Across the thousands of desert miles, the "Erks" labored at their obscure tasks, at times within artillery range of the Germans, maintaining aircraft that might be flown by Scot, Rhodesian, Canadian or South African.
To a former Mounted Policeman, Flt.-Lieut. G. W. Slee, was entrusted maintenance of wireless communication in the Tunisian theatre of operations. He enlisted at Winnipeg.
R.C.A.F. wireless air gunners turned up in American and South African air force bombers.
The toll Canada paid has not been finally computed, but 132 were reported killed and missing in the Western Desert group and the figure in the Northwest Africa group would probably coincide roughly.
(By Ross Munro, Canadian Press War Correspondent)
Somewhere in Sicily, July 13, 1943 (Delayed CP Cable) — Canadian pilots now are flying off a Sicilian aerodrome which was captured by Canadian infantry and brought into operation by a British airfield construction group soon after the landing last Saturday.
Furrows Two Feet Deep
The Italians had ploughed up this airfield before the invasion and the airfield construction group, including British pioneers and sappers who came in with the Canadians, went to work filling in furrows which in some parts were two feet deep.
It was not long before fighter planes flown by Canadians landed on the repaired drome, throwing up great clouds of chalky dust as they taxied to a standstill.
At this airfield this morning I met six Canadians of an R.A.F. fighter squadron.

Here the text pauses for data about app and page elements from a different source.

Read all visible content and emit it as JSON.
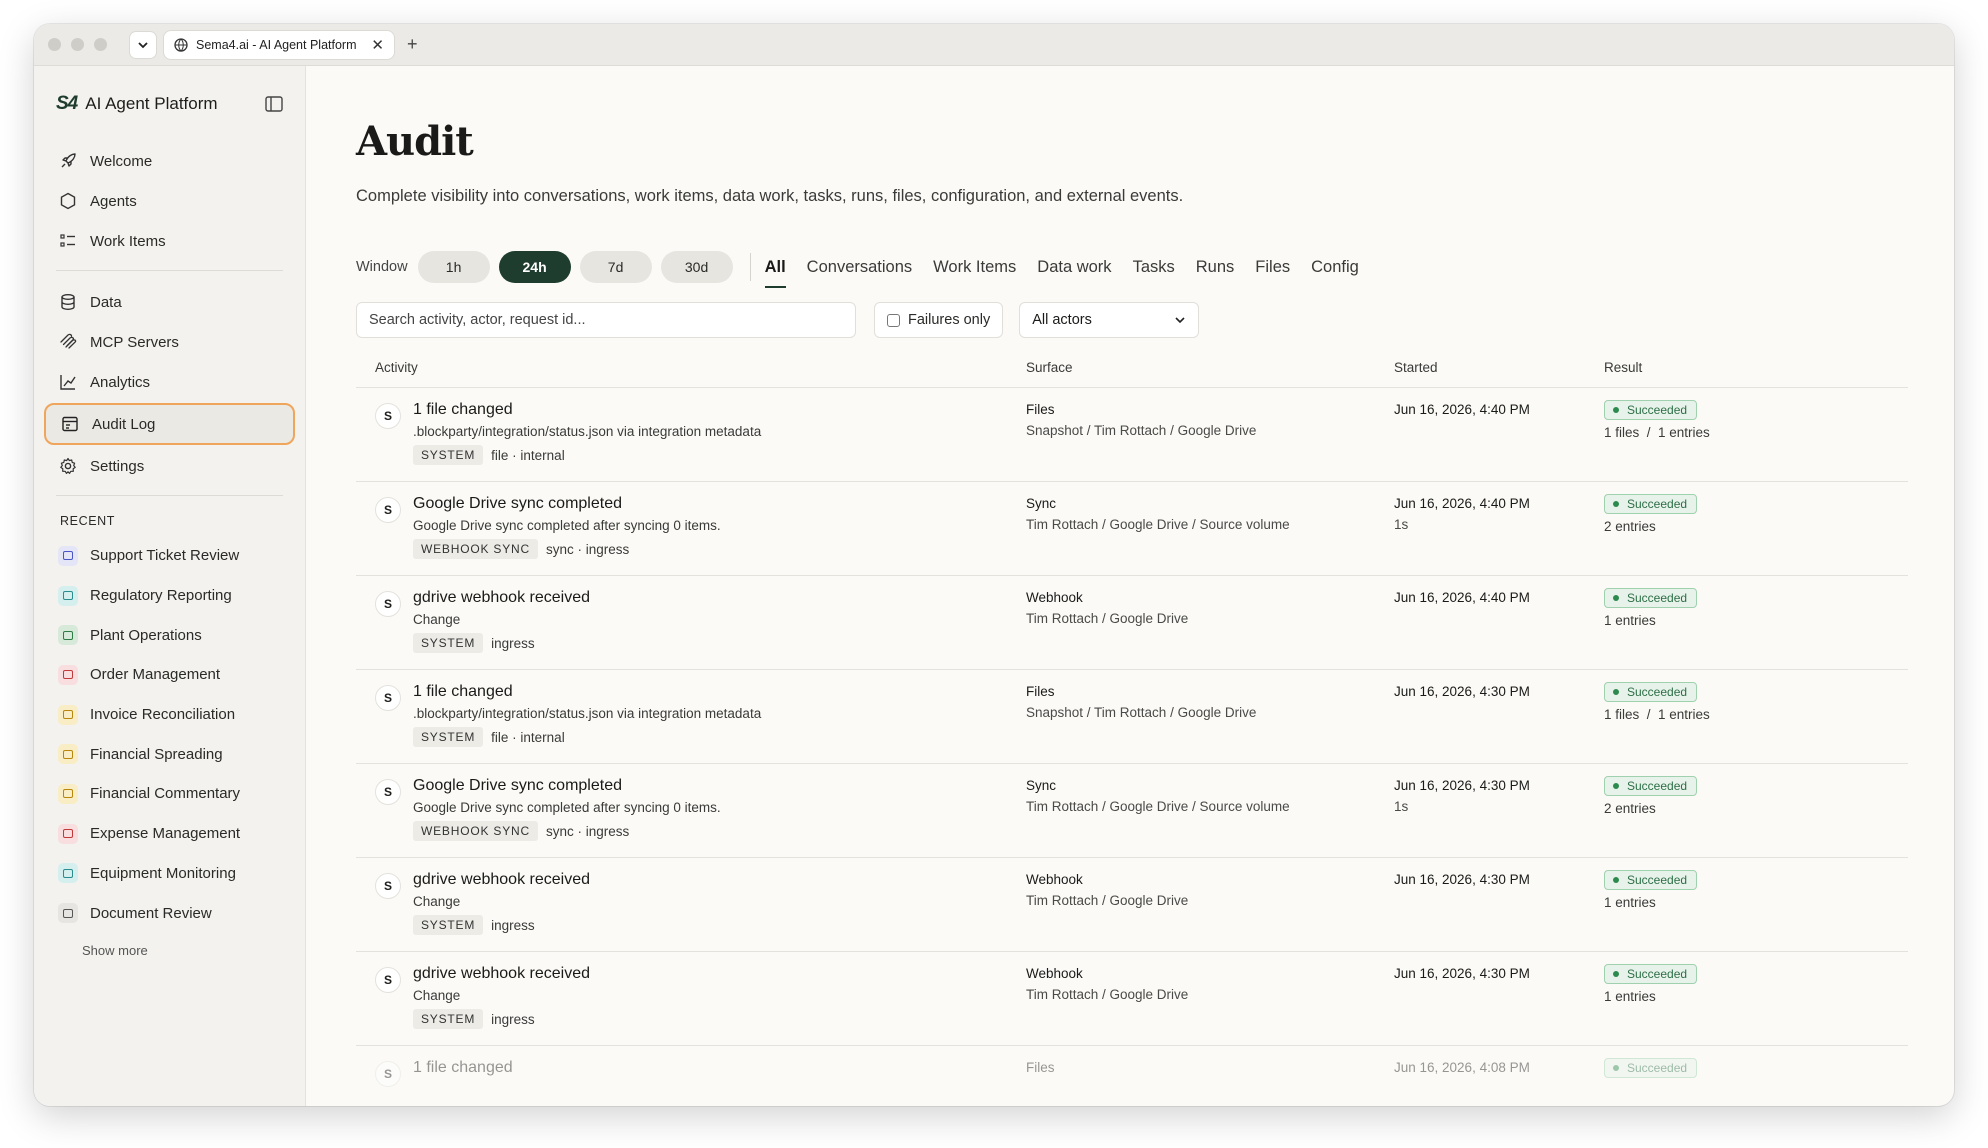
{
  "browser": {
    "tab_title": "Sema4.ai - AI Agent Platform",
    "tab_close": "✕",
    "new_tab": "+"
  },
  "sidebar": {
    "logo": "S4",
    "app_name": "AI Agent Platform",
    "primary": [
      {
        "label": "Welcome",
        "icon": "rocket-icon"
      },
      {
        "label": "Agents",
        "icon": "hexagon-icon"
      },
      {
        "label": "Work Items",
        "icon": "list-icon"
      }
    ],
    "secondary": [
      {
        "label": "Data",
        "icon": "database-icon"
      },
      {
        "label": "MCP Servers",
        "icon": "mcp-icon"
      },
      {
        "label": "Analytics",
        "icon": "chart-icon"
      },
      {
        "label": "Audit Log",
        "icon": "audit-icon",
        "active": true
      },
      {
        "label": "Settings",
        "icon": "gear-icon"
      }
    ],
    "recent_title": "RECENT",
    "recent": [
      {
        "label": "Support Ticket Review",
        "bg": "#e4e6f7",
        "fg": "#4a54c4"
      },
      {
        "label": "Regulatory Reporting",
        "bg": "#d5efef",
        "fg": "#2a8c8c"
      },
      {
        "label": "Plant Operations",
        "bg": "#d7ead9",
        "fg": "#2e7a44"
      },
      {
        "label": "Order Management",
        "bg": "#f8dede",
        "fg": "#c03a3a"
      },
      {
        "label": "Invoice Reconciliation",
        "bg": "#f9edc6",
        "fg": "#b8860b"
      },
      {
        "label": "Financial Spreading",
        "bg": "#f9edc6",
        "fg": "#b8860b"
      },
      {
        "label": "Financial Commentary",
        "bg": "#f9edc6",
        "fg": "#b8860b"
      },
      {
        "label": "Expense Management",
        "bg": "#f8dede",
        "fg": "#c03a3a"
      },
      {
        "label": "Equipment Monitoring",
        "bg": "#d5efef",
        "fg": "#2a8c8c"
      },
      {
        "label": "Document Review",
        "bg": "#e6e5e1",
        "fg": "#555555"
      }
    ],
    "show_more": "Show more"
  },
  "main": {
    "title": "Audit",
    "subtitle": "Complete visibility into conversations, work items, data work, tasks, runs, files, configuration, and external events.",
    "window_label": "Window",
    "windows": [
      {
        "label": "1h",
        "active": false
      },
      {
        "label": "24h",
        "active": true
      },
      {
        "label": "7d",
        "active": false
      },
      {
        "label": "30d",
        "active": false
      }
    ],
    "categories": [
      {
        "label": "All",
        "active": true
      },
      {
        "label": "Conversations"
      },
      {
        "label": "Work Items"
      },
      {
        "label": "Data work"
      },
      {
        "label": "Tasks"
      },
      {
        "label": "Runs"
      },
      {
        "label": "Files"
      },
      {
        "label": "Config"
      }
    ],
    "search_placeholder": "Search activity, actor, request id...",
    "failures_label": "Failures only",
    "actors_value": "All actors",
    "columns": [
      "Activity",
      "Surface",
      "Started",
      "Result"
    ],
    "rows": [
      {
        "avatar": "S",
        "title": "1 file changed",
        "desc": ".blockparty/integration/status.json via integration metadata",
        "tag": "SYSTEM",
        "meta": "file · internal",
        "surface": "Files",
        "path": "Snapshot / Tim Rottach / Google Drive",
        "started": "Jun 16, 2026, 4:40 PM",
        "duration": "",
        "result": "Succeeded",
        "counts": "1 files  /  1 entries"
      },
      {
        "avatar": "S",
        "title": "Google Drive sync completed",
        "desc": "Google Drive sync completed after syncing 0 items.",
        "tag": "WEBHOOK SYNC",
        "meta": "sync · ingress",
        "surface": "Sync",
        "path": "Tim Rottach / Google Drive / Source volume",
        "started": "Jun 16, 2026, 4:40 PM",
        "duration": "1s",
        "result": "Succeeded",
        "counts": "2 entries"
      },
      {
        "avatar": "S",
        "title": "gdrive webhook received",
        "desc": "Change",
        "tag": "SYSTEM",
        "meta": "ingress",
        "surface": "Webhook",
        "path": "Tim Rottach / Google Drive",
        "started": "Jun 16, 2026, 4:40 PM",
        "duration": "",
        "result": "Succeeded",
        "counts": "1 entries"
      },
      {
        "avatar": "S",
        "title": "1 file changed",
        "desc": ".blockparty/integration/status.json via integration metadata",
        "tag": "SYSTEM",
        "meta": "file · internal",
        "surface": "Files",
        "path": "Snapshot / Tim Rottach / Google Drive",
        "started": "Jun 16, 2026, 4:30 PM",
        "duration": "",
        "result": "Succeeded",
        "counts": "1 files  /  1 entries"
      },
      {
        "avatar": "S",
        "title": "Google Drive sync completed",
        "desc": "Google Drive sync completed after syncing 0 items.",
        "tag": "WEBHOOK SYNC",
        "meta": "sync · ingress",
        "surface": "Sync",
        "path": "Tim Rottach / Google Drive / Source volume",
        "started": "Jun 16, 2026, 4:30 PM",
        "duration": "1s",
        "result": "Succeeded",
        "counts": "2 entries"
      },
      {
        "avatar": "S",
        "title": "gdrive webhook received",
        "desc": "Change",
        "tag": "SYSTEM",
        "meta": "ingress",
        "surface": "Webhook",
        "path": "Tim Rottach / Google Drive",
        "started": "Jun 16, 2026, 4:30 PM",
        "duration": "",
        "result": "Succeeded",
        "counts": "1 entries"
      },
      {
        "avatar": "S",
        "title": "gdrive webhook received",
        "desc": "Change",
        "tag": "SYSTEM",
        "meta": "ingress",
        "surface": "Webhook",
        "path": "Tim Rottach / Google Drive",
        "started": "Jun 16, 2026, 4:30 PM",
        "duration": "",
        "result": "Succeeded",
        "counts": "1 entries"
      },
      {
        "avatar": "S",
        "title": "1 file changed",
        "desc": "",
        "tag": "",
        "meta": "",
        "surface": "Files",
        "path": "",
        "started": "Jun 16, 2026, 4:08 PM",
        "duration": "",
        "result": "Succeeded",
        "counts": "",
        "faded": true
      }
    ]
  }
}
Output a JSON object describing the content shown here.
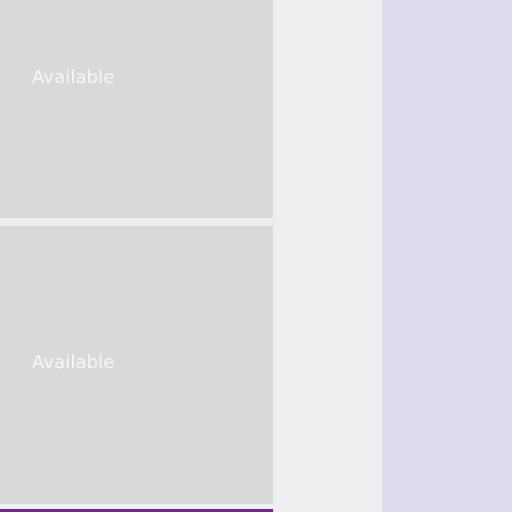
{
  "tiles": [
    {
      "label": "Available"
    },
    {
      "label": "Available"
    }
  ],
  "colors": {
    "background": "#eeeeee",
    "tile": "#d9d9d9",
    "tile_text": "#f7f7f7",
    "right_panel": "#dcdcec",
    "accent": "#7b1fa2"
  }
}
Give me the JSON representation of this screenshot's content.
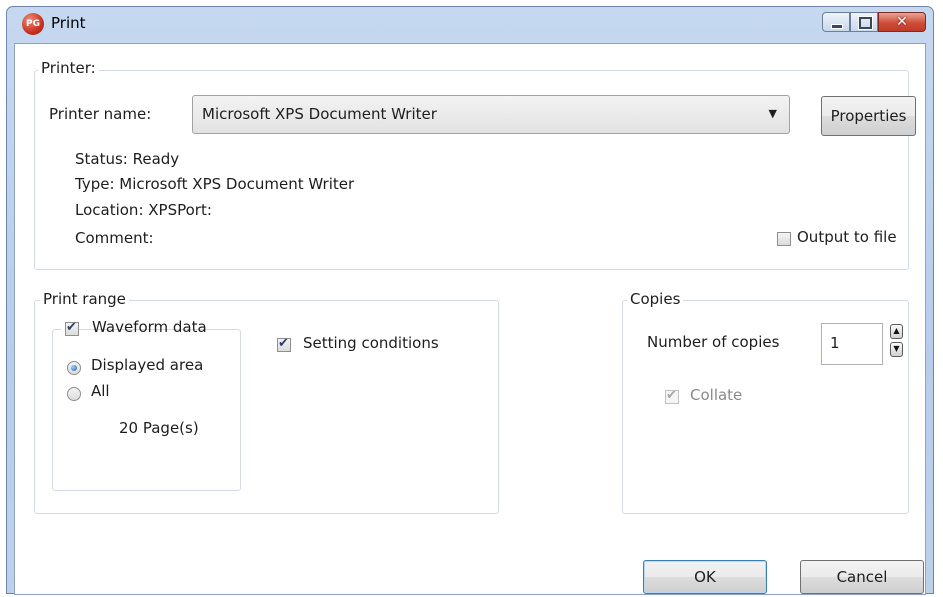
{
  "window": {
    "title": "Print",
    "app_icon_text": "PG"
  },
  "printer": {
    "group_label": "Printer:",
    "name_label": "Printer name:",
    "selected_printer": "Microsoft XPS Document Writer",
    "properties_button": "Properties",
    "status_line": "Status:  Ready",
    "type_line": "Type:  Microsoft XPS Document Writer",
    "location_line": "Location:  XPSPort:",
    "comment_line": "Comment:",
    "output_to_file_label": "Output to file",
    "output_to_file_checked": false
  },
  "print_range": {
    "group_label": "Print range",
    "waveform_data_label": "Waveform data",
    "waveform_data_checked": true,
    "displayed_area_label": "Displayed area",
    "displayed_area_selected": true,
    "all_label": "All",
    "all_selected": false,
    "pages_text": "20 Page(s)",
    "setting_conditions_label": "Setting conditions",
    "setting_conditions_checked": true
  },
  "copies": {
    "group_label": "Copies",
    "number_label": "Number of copies",
    "number_value": "1",
    "collate_label": "Collate",
    "collate_checked": true,
    "collate_enabled": false
  },
  "buttons": {
    "ok": "OK",
    "cancel": "Cancel"
  }
}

They were: PO. Gordon Wilson, of Regina; PO. Red Probert, of Moose Jaw, Sask.; FO. Fred Wihak, of Melville, Sask; FO. Bob Hazel, of Ottawa, a former Rough Rider football player; FO. Milt Jowsey, of Ottawa, and Flight-Sgt. Mike Askey, of Winnipeg, whose father is a padre of a Canadian division in England.
Ottawa, Nov. 11, 1943 (CP) The R.C.A.F. reported tonight
in its 730th casualty list of the war, containing 24 names, that five
men previously reported missing on active service overseas now for official
purposes are presumed dead, and one man previously reported missing on
active service in Canada now for official purposes is presumed dead. The
list includes with next of kin:
ASKEY, Michael William Hamilton, WO. missing after air operations overseas, Major William Askey father), Winnipeg.
7 Mar 1943
Destroyed [am] &
5 / 0 / 1
Ottawa, Nov. 10, 1944 — The Department of National
Defense for Air today issued casualty list No. 1,037 of the Royal Canadian
Air Force. This list includes:
Previously Missing — Now Officially Presumed Dead
ASKEY, Michael William Hamilton, PO. Winnipeg.
--- Canadian Aces ---
On these pages I use Hugh Halliday's extensive research which includes info from numerous sources, newspaper articles via the Canadian Museum of Civilization Corporation (CMCC) as well as other sources both published and private